With more laser energy to focus, researchers at the University of Michigan and collaborators from around the world can make better tabletop devices that produce particle and X-ray beams for medical and national security applications – and also explore mysteries in astrophysics and the quantum realm.
The power of the HERCULES laser pulses comes from a series of five embedded “pump” lasers that amplify ultrashort pulses of light. To upgrade the power of HERCULES from 300 trillion watts, or terawatts (TW), to 500 or even 1,000 TW, the researchers will replace the final three of those pump lasers.
If HERCULES can achieve 1,000 TW, it would once again be among the most powerful lasers in the US. Regardless, the bump in power will up the ante on its intensity record – currently 20 sextillion (2×1022) watts per centimeter squared. The improved HERCULES should be able to double or even triple that.
A decade ago, when engineers at Michigan first built HERCULES, the commercial pump lasers the system relies on couldn’t reach the ambitious 300 TW – record-breaking at the time – that the researchers had in mind. They had to build their own pump lasers. Now, driven by a demand from international projects seeking power levels north of 10,000 TW, commercial pump lasers can outstrip the home-made versions that run in HERCULES today. This new technology will push HERCULES to higher power and intensity than ever before.
“This upgrade enables a wide variety of different experiments,” said Karl Krushelnick, a professor of nuclear engineering and radiological science, electrical enigneering and computer science, and director of the Center for Ultrafast Optical Science, which houses HERCULES.
“There are these exciting applications, and it also opens up a new regime at the very frontier of plasma physics, where quantum phenomena start to play an important role.”

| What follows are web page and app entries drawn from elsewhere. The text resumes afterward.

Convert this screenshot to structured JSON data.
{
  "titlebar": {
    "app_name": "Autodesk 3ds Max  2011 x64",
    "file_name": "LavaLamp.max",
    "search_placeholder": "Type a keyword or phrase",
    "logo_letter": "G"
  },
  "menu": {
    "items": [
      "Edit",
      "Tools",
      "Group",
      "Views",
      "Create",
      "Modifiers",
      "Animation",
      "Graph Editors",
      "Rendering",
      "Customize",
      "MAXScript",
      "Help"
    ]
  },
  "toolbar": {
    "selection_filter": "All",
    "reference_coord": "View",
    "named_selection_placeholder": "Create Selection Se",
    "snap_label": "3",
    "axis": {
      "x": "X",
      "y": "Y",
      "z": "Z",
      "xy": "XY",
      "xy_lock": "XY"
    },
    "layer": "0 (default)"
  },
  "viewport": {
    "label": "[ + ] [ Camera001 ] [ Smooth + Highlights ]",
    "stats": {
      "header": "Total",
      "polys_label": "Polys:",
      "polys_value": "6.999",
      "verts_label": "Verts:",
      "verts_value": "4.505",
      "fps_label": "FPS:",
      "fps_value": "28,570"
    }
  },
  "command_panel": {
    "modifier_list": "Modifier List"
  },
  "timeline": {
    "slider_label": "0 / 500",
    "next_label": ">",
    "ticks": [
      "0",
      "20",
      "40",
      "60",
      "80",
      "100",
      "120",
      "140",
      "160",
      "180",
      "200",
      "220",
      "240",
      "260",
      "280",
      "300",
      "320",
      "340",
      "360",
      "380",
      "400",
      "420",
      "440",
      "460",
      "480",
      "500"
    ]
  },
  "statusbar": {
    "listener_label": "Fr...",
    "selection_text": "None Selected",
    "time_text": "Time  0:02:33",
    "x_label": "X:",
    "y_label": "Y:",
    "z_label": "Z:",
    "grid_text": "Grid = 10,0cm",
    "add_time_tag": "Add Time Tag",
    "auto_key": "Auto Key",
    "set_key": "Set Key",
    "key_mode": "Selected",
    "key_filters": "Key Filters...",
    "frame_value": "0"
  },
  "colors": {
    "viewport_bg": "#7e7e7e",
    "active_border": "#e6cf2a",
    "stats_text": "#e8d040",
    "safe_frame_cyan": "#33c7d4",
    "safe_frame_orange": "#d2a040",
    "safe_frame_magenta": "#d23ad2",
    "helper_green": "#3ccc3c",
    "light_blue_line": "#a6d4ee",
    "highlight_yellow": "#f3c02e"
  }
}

This is what researchers have to look forward to:
Krushelnick anticipates that the expanded capabilities of HERCULES will enable researchers at U-M who specialize in these areas to do experiments that were previously impossible. In addition, HERCULES powers experiments for researchers around the US and abroad, so the upgrade will make it more valuable as a national scientific resource.
The HERCULES laser is critical to the work done by members of the High Field Science group in the Center for Ultrafast Optical Science (CUOS).
ECE Members of the High Field Science group include:
Posted October 19, 2017
Original story by Kate McAlpine, Michigan Engineering